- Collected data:
══════════════════════════════
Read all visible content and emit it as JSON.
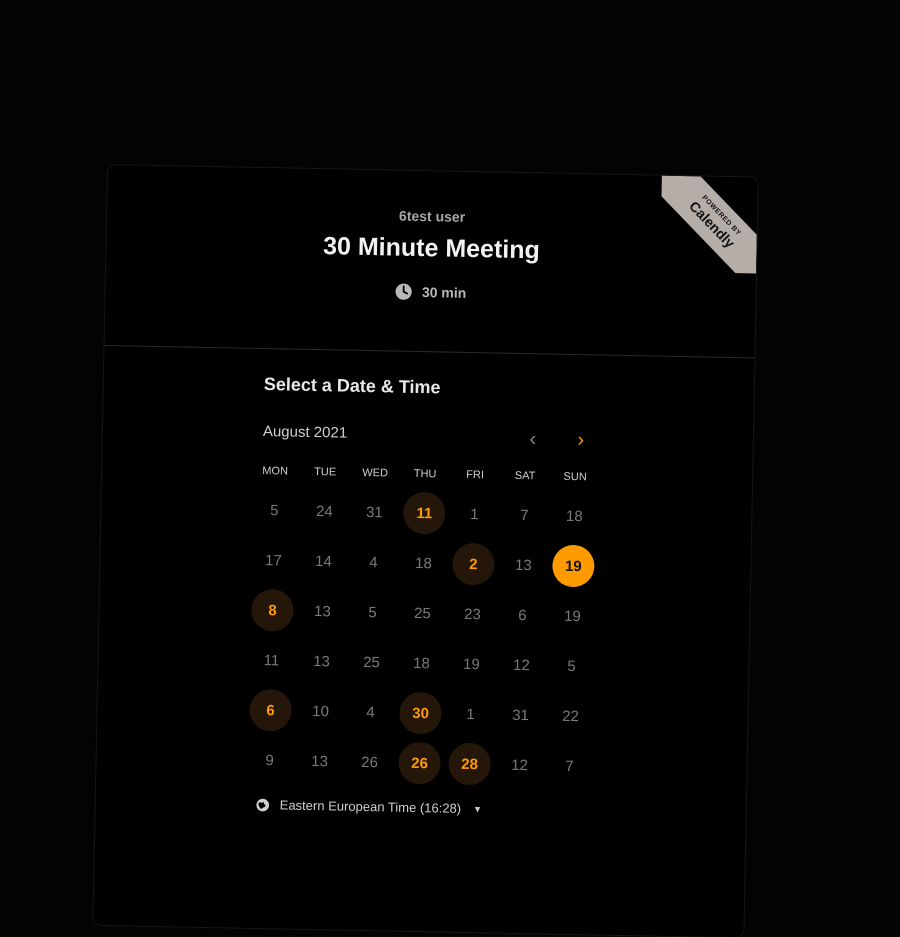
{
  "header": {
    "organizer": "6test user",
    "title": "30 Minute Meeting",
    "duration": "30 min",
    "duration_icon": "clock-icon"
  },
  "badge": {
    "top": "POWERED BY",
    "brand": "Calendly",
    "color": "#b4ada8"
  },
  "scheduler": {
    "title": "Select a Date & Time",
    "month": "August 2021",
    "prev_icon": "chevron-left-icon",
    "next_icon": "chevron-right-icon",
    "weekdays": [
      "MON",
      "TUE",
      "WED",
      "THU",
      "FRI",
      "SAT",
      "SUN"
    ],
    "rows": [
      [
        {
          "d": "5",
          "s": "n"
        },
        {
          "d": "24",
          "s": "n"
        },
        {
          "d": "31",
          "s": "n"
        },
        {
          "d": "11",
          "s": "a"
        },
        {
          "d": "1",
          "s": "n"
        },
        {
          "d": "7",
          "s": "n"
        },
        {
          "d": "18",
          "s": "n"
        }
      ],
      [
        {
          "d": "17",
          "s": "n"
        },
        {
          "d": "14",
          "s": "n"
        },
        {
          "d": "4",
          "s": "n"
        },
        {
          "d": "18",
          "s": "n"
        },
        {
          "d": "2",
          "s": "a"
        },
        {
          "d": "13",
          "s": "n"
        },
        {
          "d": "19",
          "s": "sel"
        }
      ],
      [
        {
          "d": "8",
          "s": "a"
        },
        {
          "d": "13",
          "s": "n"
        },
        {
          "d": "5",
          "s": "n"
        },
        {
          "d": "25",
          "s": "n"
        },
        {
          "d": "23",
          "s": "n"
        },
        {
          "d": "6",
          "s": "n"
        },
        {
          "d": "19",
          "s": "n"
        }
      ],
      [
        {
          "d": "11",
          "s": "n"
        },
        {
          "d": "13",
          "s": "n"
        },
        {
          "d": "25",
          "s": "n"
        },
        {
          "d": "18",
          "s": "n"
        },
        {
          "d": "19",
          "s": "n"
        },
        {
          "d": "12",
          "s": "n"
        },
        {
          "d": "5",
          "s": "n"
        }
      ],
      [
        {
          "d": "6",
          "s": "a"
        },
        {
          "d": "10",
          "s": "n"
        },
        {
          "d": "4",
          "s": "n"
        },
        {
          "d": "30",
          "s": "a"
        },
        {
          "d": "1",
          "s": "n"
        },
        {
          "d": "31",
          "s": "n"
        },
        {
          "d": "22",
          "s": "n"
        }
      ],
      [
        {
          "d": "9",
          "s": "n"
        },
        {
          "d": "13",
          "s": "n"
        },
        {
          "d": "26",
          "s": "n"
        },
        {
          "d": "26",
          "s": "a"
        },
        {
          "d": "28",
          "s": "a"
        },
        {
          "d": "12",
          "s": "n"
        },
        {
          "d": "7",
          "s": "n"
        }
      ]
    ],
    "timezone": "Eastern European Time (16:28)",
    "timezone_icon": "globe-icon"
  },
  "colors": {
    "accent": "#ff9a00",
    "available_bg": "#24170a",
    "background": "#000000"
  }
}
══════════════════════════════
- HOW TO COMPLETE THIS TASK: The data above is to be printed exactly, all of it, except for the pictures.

- WRITTEN RESPONSE:
Read all visible content and emit it as JSON.
{
  "header": {
    "organizer": "6test user",
    "title": "30 Minute Meeting",
    "duration": "30 min",
    "duration_icon": "clock-icon"
  },
  "badge": {
    "top": "POWERED BY",
    "brand": "Calendly",
    "color": "#b4ada8"
  },
  "scheduler": {
    "title": "Select a Date & Time",
    "month": "August 2021",
    "prev_icon": "chevron-left-icon",
    "next_icon": "chevron-right-icon",
    "weekdays": [
      "MON",
      "TUE",
      "WED",
      "THU",
      "FRI",
      "SAT",
      "SUN"
    ],
    "rows": [
      [
        {
          "d": "5",
          "s": "n"
        },
        {
          "d": "24",
          "s": "n"
        },
        {
          "d": "31",
          "s": "n"
        },
        {
          "d": "11",
          "s": "a"
        },
        {
          "d": "1",
          "s": "n"
        },
        {
          "d": "7",
          "s": "n"
        },
        {
          "d": "18",
          "s": "n"
        }
      ],
      [
        {
          "d": "17",
          "s": "n"
        },
        {
          "d": "14",
          "s": "n"
        },
        {
          "d": "4",
          "s": "n"
        },
        {
          "d": "18",
          "s": "n"
        },
        {
          "d": "2",
          "s": "a"
        },
        {
          "d": "13",
          "s": "n"
        },
        {
          "d": "19",
          "s": "sel"
        }
      ],
      [
        {
          "d": "8",
          "s": "a"
        },
        {
          "d": "13",
          "s": "n"
        },
        {
          "d": "5",
          "s": "n"
        },
        {
          "d": "25",
          "s": "n"
        },
        {
          "d": "23",
          "s": "n"
        },
        {
          "d": "6",
          "s": "n"
        },
        {
          "d": "19",
          "s": "n"
        }
      ],
      [
        {
          "d": "11",
          "s": "n"
        },
        {
          "d": "13",
          "s": "n"
        },
        {
          "d": "25",
          "s": "n"
        },
        {
          "d": "18",
          "s": "n"
        },
        {
          "d": "19",
          "s": "n"
        },
        {
          "d": "12",
          "s": "n"
        },
        {
          "d": "5",
          "s": "n"
        }
      ],
      [
        {
          "d": "6",
          "s": "a"
        },
        {
          "d": "10",
          "s": "n"
        },
        {
          "d": "4",
          "s": "n"
        },
        {
          "d": "30",
          "s": "a"
        },
        {
          "d": "1",
          "s": "n"
        },
        {
          "d": "31",
          "s": "n"
        },
        {
          "d": "22",
          "s": "n"
        }
      ],
      [
        {
          "d": "9",
          "s": "n"
        },
        {
          "d": "13",
          "s": "n"
        },
        {
          "d": "26",
          "s": "n"
        },
        {
          "d": "26",
          "s": "a"
        },
        {
          "d": "28",
          "s": "a"
        },
        {
          "d": "12",
          "s": "n"
        },
        {
          "d": "7",
          "s": "n"
        }
      ]
    ],
    "timezone": "Eastern European Time (16:28)",
    "timezone_icon": "globe-icon"
  },
  "colors": {
    "accent": "#ff9a00",
    "available_bg": "#24170a",
    "background": "#000000"
  }
}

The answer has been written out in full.